"Looks like the killer spent significant time at Ponycon 2017."
The first recorded instance of glitter being used as trace evidence happened at the end of the Cold War in Germany, when the U.S. Army's crime lab used it to solve a sexual assault case during a local celebration. Specific glitter from the victims' Mardi-Gras-like costumes was found on the clothing of the suspects. Another time, a killer in Alaska was nabbed in part because his estranged wife had dropped glitter in his car at some point, and some of it stuck to his victim. More recently, this method was used to bust a deadly hit and run driver who denied being at the wheel, but had a hard time explaining how the exact same cosmetic glitter she wore on her face wound up plastered to the airbag.

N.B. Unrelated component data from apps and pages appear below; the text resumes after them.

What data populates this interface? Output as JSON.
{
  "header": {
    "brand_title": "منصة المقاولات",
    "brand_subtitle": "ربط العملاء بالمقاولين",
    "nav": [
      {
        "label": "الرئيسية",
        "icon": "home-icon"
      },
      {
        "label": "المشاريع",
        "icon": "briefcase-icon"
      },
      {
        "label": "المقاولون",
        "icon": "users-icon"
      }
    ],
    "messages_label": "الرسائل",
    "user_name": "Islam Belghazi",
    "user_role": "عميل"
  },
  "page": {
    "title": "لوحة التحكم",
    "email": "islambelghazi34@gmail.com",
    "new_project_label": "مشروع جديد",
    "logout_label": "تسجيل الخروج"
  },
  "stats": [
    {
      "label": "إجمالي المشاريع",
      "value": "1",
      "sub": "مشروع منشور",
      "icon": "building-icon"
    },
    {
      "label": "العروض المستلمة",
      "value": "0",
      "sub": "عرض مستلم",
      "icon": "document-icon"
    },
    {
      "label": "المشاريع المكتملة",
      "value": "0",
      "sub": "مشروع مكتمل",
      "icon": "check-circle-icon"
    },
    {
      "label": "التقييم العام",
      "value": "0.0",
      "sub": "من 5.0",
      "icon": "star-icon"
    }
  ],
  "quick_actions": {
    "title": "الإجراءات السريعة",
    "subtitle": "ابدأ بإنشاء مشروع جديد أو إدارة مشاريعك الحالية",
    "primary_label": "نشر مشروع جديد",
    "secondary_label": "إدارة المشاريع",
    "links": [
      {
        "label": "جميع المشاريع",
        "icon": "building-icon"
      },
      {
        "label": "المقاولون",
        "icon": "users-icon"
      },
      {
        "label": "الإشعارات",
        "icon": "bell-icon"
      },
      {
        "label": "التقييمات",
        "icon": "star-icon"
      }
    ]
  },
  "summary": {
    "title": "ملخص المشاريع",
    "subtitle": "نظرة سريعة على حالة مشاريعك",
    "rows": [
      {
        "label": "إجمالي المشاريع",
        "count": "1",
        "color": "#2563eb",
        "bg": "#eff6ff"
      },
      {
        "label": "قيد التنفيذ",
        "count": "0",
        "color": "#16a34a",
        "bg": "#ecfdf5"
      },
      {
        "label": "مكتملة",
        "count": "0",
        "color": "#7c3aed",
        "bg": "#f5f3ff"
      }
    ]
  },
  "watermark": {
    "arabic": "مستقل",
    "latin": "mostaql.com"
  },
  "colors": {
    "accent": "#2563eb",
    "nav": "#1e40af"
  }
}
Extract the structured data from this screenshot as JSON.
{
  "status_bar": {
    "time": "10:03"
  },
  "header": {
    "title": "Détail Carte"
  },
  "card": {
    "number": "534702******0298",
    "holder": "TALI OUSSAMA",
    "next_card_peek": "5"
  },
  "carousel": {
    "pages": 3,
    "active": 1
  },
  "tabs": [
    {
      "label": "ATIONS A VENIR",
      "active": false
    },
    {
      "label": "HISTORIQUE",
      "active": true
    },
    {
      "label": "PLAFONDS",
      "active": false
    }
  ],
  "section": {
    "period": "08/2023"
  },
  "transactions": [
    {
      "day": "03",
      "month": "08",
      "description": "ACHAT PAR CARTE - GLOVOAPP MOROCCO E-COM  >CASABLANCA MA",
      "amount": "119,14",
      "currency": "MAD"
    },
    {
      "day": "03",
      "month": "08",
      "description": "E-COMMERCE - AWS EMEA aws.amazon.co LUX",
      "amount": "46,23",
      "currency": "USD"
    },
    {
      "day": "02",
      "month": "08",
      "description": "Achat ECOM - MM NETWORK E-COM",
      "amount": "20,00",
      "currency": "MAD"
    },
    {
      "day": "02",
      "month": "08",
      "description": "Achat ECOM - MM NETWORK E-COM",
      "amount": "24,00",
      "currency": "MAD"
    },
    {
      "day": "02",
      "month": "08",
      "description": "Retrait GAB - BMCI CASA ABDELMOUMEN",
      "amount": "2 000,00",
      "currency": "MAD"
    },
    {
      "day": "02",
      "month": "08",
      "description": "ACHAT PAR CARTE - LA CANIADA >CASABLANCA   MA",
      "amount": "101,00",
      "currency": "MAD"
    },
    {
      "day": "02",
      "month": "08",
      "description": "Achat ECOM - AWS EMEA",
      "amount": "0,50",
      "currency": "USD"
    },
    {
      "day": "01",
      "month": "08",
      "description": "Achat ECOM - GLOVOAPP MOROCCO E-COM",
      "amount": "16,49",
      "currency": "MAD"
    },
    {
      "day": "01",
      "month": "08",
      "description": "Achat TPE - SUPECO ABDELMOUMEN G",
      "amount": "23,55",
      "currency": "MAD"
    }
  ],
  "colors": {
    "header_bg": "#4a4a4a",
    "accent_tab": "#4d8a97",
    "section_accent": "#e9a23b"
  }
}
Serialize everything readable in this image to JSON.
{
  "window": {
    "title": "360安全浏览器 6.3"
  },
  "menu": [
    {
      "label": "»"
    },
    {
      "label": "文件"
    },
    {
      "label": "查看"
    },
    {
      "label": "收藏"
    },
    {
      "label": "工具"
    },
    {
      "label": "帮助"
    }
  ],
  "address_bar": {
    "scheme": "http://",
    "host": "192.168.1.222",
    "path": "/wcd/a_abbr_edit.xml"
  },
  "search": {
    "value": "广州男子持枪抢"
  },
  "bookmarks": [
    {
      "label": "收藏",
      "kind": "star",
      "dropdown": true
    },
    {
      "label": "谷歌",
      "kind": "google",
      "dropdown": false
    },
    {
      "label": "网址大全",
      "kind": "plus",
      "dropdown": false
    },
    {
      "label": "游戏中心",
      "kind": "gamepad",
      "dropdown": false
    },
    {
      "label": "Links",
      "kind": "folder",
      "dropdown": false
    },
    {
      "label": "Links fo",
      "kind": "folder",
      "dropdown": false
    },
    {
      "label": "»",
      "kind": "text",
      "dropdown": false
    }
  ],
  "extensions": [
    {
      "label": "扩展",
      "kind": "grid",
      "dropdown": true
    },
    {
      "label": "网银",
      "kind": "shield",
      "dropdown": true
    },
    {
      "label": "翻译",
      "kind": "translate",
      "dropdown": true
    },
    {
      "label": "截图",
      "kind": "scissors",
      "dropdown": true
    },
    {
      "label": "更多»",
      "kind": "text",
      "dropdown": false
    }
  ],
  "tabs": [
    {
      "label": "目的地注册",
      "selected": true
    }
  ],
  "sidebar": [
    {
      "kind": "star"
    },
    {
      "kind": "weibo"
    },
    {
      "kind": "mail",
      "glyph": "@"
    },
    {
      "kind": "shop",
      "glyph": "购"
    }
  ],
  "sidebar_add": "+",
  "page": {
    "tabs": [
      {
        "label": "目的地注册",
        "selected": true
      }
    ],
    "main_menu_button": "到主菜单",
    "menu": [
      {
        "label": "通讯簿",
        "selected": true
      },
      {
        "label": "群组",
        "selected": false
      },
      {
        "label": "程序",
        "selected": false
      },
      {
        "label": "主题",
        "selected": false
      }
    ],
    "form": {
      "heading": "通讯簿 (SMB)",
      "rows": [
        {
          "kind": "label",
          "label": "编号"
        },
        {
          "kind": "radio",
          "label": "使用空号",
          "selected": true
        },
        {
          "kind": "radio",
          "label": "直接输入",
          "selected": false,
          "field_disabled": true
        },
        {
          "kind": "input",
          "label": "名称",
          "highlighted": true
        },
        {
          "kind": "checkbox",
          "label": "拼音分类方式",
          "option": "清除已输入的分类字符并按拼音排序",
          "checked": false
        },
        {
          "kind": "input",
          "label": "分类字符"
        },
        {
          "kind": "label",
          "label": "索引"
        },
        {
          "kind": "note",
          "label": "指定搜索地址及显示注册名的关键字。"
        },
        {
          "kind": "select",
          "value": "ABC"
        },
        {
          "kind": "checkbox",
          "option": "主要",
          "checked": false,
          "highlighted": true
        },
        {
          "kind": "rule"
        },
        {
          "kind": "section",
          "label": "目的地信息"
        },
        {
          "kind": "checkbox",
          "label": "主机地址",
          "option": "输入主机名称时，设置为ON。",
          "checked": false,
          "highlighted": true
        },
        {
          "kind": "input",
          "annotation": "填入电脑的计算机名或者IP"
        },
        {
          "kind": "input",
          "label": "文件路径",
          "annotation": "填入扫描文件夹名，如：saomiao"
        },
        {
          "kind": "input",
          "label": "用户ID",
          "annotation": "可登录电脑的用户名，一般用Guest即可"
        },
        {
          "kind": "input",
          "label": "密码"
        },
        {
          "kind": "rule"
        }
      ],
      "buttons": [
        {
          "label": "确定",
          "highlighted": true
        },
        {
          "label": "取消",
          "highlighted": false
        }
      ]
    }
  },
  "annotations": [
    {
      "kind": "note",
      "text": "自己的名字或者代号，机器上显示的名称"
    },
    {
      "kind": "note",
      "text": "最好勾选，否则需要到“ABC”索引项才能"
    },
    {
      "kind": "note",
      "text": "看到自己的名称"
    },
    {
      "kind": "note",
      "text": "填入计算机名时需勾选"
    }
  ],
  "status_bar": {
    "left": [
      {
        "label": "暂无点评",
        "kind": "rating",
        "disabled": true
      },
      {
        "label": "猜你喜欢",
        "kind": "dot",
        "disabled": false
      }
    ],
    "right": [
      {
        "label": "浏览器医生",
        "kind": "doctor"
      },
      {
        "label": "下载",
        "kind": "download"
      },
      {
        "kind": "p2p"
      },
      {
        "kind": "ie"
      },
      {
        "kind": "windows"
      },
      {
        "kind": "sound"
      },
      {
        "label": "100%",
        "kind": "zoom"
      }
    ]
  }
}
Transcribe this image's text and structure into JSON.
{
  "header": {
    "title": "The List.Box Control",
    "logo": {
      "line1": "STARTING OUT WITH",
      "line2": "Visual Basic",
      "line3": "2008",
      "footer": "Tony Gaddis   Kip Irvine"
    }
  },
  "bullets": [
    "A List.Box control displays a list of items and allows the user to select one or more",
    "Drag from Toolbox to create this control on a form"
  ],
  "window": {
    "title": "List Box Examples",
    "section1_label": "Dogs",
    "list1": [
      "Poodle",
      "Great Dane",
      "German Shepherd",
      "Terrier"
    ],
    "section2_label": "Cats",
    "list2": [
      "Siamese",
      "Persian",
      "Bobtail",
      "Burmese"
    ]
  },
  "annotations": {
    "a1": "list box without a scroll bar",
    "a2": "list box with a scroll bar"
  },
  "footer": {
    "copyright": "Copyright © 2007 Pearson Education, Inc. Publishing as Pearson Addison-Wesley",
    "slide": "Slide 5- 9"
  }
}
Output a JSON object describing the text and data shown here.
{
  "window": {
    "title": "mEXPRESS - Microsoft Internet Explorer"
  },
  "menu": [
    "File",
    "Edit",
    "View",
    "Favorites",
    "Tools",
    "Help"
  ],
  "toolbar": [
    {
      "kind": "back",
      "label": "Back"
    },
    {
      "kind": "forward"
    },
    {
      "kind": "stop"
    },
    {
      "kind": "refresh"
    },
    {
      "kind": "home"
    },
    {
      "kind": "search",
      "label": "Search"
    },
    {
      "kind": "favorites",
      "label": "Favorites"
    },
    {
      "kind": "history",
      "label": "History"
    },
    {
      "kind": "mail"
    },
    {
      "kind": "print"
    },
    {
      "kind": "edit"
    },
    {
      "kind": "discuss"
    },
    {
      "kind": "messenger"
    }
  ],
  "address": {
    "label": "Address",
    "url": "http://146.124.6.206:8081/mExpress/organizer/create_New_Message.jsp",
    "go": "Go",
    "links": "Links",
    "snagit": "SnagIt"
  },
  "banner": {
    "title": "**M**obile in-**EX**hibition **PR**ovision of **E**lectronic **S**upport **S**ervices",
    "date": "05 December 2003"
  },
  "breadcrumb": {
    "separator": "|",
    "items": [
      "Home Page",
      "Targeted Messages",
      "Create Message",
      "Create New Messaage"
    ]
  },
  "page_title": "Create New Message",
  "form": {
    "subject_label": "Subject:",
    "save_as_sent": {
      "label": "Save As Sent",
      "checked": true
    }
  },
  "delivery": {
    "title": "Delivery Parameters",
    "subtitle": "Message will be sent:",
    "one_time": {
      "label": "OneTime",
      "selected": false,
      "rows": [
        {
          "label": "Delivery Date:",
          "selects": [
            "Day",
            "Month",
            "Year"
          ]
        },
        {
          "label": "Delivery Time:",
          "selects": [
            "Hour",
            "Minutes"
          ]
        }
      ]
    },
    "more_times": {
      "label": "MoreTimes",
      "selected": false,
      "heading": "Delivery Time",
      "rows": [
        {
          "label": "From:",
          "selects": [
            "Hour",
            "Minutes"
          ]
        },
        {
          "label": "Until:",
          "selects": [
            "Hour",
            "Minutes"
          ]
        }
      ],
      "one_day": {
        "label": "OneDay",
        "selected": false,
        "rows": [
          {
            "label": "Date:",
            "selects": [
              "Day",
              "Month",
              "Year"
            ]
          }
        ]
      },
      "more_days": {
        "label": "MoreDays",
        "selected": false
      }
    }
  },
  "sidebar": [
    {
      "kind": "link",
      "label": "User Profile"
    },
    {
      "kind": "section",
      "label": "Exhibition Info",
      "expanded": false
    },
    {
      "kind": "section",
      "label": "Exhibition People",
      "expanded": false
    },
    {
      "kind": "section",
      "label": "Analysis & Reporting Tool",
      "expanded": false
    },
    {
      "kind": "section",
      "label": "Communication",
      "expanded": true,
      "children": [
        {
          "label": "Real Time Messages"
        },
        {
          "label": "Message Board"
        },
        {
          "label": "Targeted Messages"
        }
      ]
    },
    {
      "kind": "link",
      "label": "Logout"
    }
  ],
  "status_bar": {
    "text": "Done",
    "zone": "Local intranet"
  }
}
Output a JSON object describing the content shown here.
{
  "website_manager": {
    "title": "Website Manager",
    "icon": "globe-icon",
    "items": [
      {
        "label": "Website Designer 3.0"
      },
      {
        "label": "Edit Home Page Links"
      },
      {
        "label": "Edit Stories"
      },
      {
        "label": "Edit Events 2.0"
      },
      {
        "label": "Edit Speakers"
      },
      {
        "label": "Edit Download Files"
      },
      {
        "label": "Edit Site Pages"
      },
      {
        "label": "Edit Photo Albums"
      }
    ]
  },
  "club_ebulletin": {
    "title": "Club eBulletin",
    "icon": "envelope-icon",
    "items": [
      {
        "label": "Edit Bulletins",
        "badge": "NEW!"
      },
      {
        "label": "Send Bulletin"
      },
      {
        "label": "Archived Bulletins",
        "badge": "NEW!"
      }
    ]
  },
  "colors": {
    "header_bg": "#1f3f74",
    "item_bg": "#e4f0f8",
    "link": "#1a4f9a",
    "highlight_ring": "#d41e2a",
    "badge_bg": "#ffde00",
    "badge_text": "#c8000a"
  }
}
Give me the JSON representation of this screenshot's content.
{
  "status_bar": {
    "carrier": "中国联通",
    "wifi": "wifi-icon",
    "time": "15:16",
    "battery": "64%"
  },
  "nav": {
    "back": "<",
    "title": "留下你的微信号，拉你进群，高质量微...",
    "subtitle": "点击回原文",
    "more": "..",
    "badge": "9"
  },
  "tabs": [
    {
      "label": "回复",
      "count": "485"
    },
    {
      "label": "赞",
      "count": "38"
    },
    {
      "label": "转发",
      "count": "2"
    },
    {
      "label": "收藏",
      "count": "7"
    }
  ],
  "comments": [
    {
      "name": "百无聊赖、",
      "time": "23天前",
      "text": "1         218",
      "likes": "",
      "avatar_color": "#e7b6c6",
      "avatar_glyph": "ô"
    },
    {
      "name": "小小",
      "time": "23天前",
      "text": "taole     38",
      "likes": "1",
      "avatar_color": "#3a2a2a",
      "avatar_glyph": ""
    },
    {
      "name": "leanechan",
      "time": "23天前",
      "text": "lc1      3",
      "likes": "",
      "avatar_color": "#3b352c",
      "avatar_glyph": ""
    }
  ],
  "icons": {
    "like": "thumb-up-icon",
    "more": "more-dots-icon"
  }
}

It's yet one more example of how, unless you wrap yourself in cellophane / coat yourself in lacquer in preparation for your malfeasance, there's always going to be something left behind that detectives will capitalize on to send your silly novelty-toenail-polish-loving ass up the river.